Best Practices to Providing a Professional Reference
We’ve all been job seekers throughout our careers and are accustomed to being asked by a prospective employer to provide references. At some point, the time may come when you’re asked to be a job reference for someone else.
Think about how important it was for you to have supportive references in your corner to speak glowingly to a hiring manager on behalf of you, your character, your work ethic and your accomplishments, among other key achievements and compliments. Having good references was integral to your success in finding a new job.
Now it’s your turn to do the same for someone else. And if it’s someone you know well, like, respect and can recommend without reservation or hesitation, you’ll have no shortage of great things to share — a great way to help them get that gig and advance in their career.
It’s important to do so in a way that is both helpful and professional. Here are some best practices to keep in mind when providing a reference.
Consider the Type of Reference
Employers generally ask for one of two common references:
- Character references are generally from people who can speak to a job candidate’s values and integrity, their people/interpersonal skills or their involvement in extracurricular activities or community service involvement. A character reference can be someone you know well personally but doesn’t necessarily need to be someone you’ve worked with.
- If you were the candidate’s former supervisor or close colleague, and you’re acquainted well with a person’s work, you may be asked to be a professional reference. A hiring manager may ask you to verify when you worked together, describe their primary duties and responsibilities, and explain some of their strengths.
Make Sure You Know the Person Well
Before agreeing to be a reference, make sure that you have worked closely with the person and that you can speak to their skills, abilities and work ethic. If you don’t feel comfortable providing a reference, whether because you didn’t work with the person closely or for other reasons, it’s better to decline than to give a lukewarm recommendation.

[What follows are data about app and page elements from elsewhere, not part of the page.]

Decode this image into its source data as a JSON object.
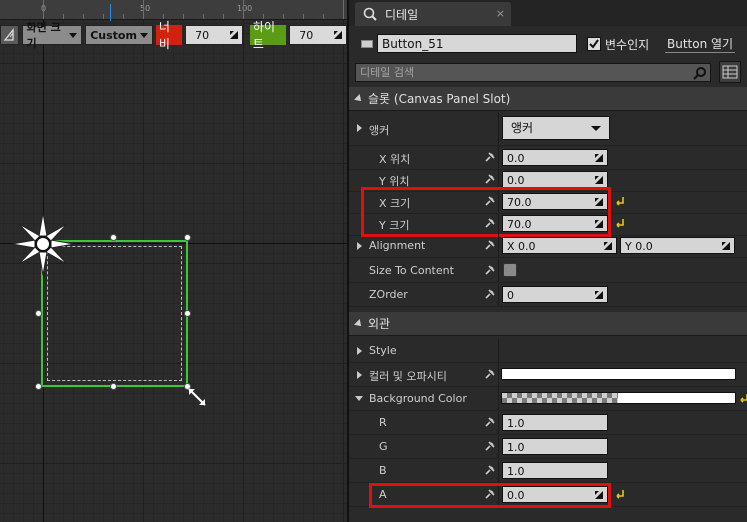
{
  "designer": {
    "ruler_labels": [
      "0",
      "50",
      "100"
    ],
    "toolbar": {
      "screen_size_label": "화면 크기",
      "preset_label": "Custom",
      "width_label": "너비",
      "width_value": "70",
      "height_label": "하이트",
      "height_value": "70"
    },
    "colors": {
      "width_badge": "#d0220e",
      "height_badge": "#5b9c17",
      "selection": "#38c838"
    }
  },
  "details": {
    "tab_title": "디테일",
    "tab_close": "×",
    "widget_name": "Button_51",
    "is_variable_label": "변수인지",
    "open_button_label": "Button 열기",
    "search_placeholder": "디테일 검색",
    "slot_category": "슬롯 (Canvas Panel Slot)",
    "anchor_label": "앵커",
    "anchor_value": "앵커",
    "x_pos_label": "X 위치",
    "x_pos_value": "0.0",
    "y_pos_label": "Y 위치",
    "y_pos_value": "0.0",
    "x_size_label": "X 크기",
    "x_size_value": "70.0",
    "y_size_label": "Y 크기",
    "y_size_value": "70.0",
    "alignment_label": "Alignment",
    "alignment_x": "X  0.0",
    "alignment_y": "Y  0.0",
    "size_to_content_label": "Size To Content",
    "zorder_label": "ZOrder",
    "zorder_value": "0",
    "appearance_category": "외관",
    "style_label": "Style",
    "color_opacity_label": "컬러 및 오파시티",
    "bg_color_label": "Background Color",
    "r_label": "R",
    "r_value": "1.0",
    "g_label": "G",
    "g_value": "1.0",
    "b_label": "B",
    "b_value": "1.0",
    "a_label": "A",
    "a_value": "0.0"
  },
  "highlight_color": "#e01010"
}
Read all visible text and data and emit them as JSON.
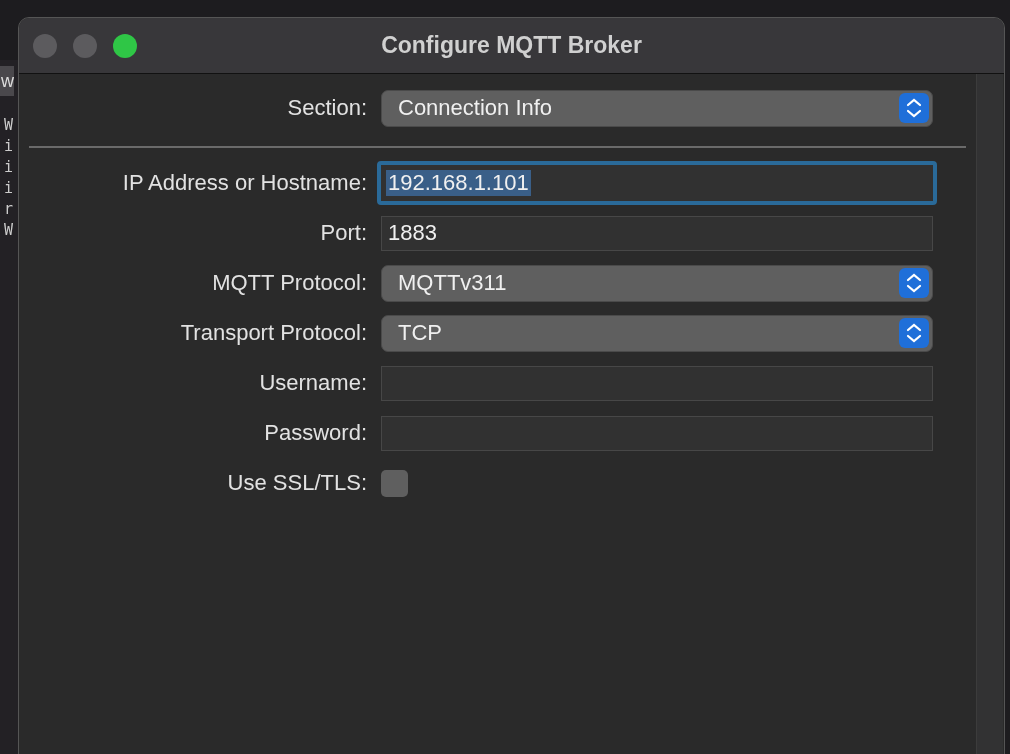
{
  "background_window": {
    "button": "w",
    "log_lines": [
      "W",
      "i",
      "i",
      "i",
      "r",
      "W"
    ]
  },
  "window": {
    "title": "Configure MQTT Broker"
  },
  "section": {
    "label": "Section:",
    "value": "Connection Info"
  },
  "fields": [
    {
      "kind": "text",
      "label": "IP Address or Hostname:",
      "value": "192.168.1.101",
      "focused": true
    },
    {
      "kind": "text",
      "label": "Port:",
      "value": "1883",
      "focused": false
    },
    {
      "kind": "popup",
      "label": "MQTT Protocol:",
      "value": "MQTTv311"
    },
    {
      "kind": "popup",
      "label": "Transport Protocol:",
      "value": "TCP"
    },
    {
      "kind": "text",
      "label": "Username:",
      "focused": false
    },
    {
      "kind": "text",
      "label": "Password:",
      "focused": false
    },
    {
      "kind": "checkbox",
      "label": "Use SSL/TLS:",
      "checked": false
    }
  ]
}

When providing a reference, it’s important to be honest about the person’s strengths and weaknesses. Don’t exaggerate their accomplishments or downplay their shortcomings. The best references are honest and provide a well-rounded view of the person’s abilities.
Instead of giving general statements, try to provide specific examples of the person’s skills and accomplishments. For example, instead of saying, “Jane is a great team player,” state something like, “Jane led a team of five people on a project and was able to bring everyone together to achieve a common goal.”

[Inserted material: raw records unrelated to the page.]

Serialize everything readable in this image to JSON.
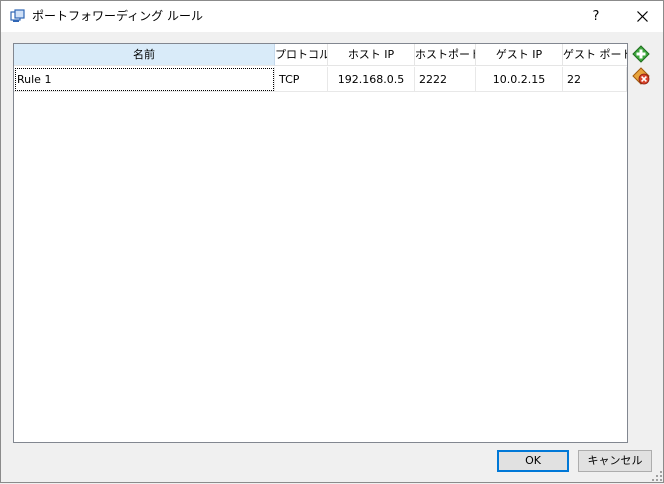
{
  "window": {
    "title": "ポートフォワーディング ルール",
    "help_label": "?",
    "icon": "virtualbox-window-icon"
  },
  "table": {
    "columns": [
      "名前",
      "プロトコル",
      "ホスト IP",
      "ホストポート",
      "ゲスト IP",
      "ゲスト ポート"
    ],
    "rows": [
      {
        "name": "Rule 1",
        "protocol": "TCP",
        "host_ip": "192.168.0.5",
        "host_port": "2222",
        "guest_ip": "10.0.2.15",
        "guest_port": "22"
      }
    ]
  },
  "side_actions": {
    "add": "add-rule-icon",
    "remove": "remove-rule-icon"
  },
  "buttons": {
    "ok": "OK",
    "cancel": "キャンセル"
  },
  "colors": {
    "selected_header": "#d9ebf9",
    "default_button_border": "#0078d7",
    "add_icon_green": "#3faa3f",
    "remove_icon_red": "#d9452b"
  }
}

Use Concrete Numbers
Following on specificity, remember that including concrete numbers to demonstrate the person’s wins and successes can help bolster your reference. Rather than making vague statements like, “John is a great salesperson,” back that assertion up by giving a real example: “John was able to increase sales by 15 percent in the first quarter of the year.”

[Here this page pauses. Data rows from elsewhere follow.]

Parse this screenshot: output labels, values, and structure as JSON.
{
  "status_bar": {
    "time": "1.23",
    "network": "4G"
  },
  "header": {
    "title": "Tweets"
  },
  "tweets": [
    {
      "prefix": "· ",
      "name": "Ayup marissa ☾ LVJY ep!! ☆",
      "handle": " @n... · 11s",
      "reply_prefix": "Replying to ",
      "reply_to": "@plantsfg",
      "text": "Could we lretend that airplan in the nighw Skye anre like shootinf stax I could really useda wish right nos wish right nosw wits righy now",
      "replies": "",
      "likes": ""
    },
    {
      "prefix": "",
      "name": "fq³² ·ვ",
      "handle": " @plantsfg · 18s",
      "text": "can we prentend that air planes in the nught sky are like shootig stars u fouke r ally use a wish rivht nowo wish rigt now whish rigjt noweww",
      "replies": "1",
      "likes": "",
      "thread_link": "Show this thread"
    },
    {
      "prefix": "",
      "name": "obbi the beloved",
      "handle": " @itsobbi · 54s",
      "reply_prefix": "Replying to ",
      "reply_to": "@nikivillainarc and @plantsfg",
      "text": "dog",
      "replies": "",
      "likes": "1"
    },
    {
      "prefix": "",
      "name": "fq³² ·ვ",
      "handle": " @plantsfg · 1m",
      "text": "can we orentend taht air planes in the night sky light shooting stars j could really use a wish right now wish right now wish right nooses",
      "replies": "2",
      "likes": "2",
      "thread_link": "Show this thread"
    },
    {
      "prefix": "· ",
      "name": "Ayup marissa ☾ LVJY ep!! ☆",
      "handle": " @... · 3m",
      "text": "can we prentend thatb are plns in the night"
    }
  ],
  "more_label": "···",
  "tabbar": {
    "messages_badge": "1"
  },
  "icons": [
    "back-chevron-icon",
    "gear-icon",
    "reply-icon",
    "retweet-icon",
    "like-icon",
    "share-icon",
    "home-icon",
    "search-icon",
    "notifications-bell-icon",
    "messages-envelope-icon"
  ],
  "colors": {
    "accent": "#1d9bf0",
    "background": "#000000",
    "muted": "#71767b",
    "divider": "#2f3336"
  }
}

Keep it Brief
If it’s a reference letter you’re asked to provide, keep it to one page or less. Hiring managers and recruiters are busy and have limited time to read a longer letter considering the number of reference letters they may receive. Make your points clearly and concisely in both written form or if you’re contacted by phone.
Use Proper Formatting
A reference letter should be typed and formatted professionally. Use a standard business letter format and include your contact information at the top.
Get Permission to Review
Before you email your reference letter, it’s a good idea to ask the person you’re referring to review the letter to ensure everything is factually correct, including dates, titles, and especially spelling and information for the company/hiring manager the letter is addressed to.
After you’ve provided your reference, follow up with the person you’ve referred to and ask if they received the reference, and if it was helpful. What was the feedback they received from the hiring manager regarding the job position? Checking in with them can help improve your reference-giving skills in the future, for them or other people.
Pinpoint your Next Career Move
Providing a professional reference can be a great way to help someone advance in their career. However, it’s important to do it in a way that is both helpful and professional. By following these best practices, you can help the person you are providing a reference for and make sure that your reference is effective.
Pinnacle has worked for years matching candidates with the right positions in accounting, technology, finance and law. If you’re a job seeker or know a potential reference who’s in the market for a new position, contact us today.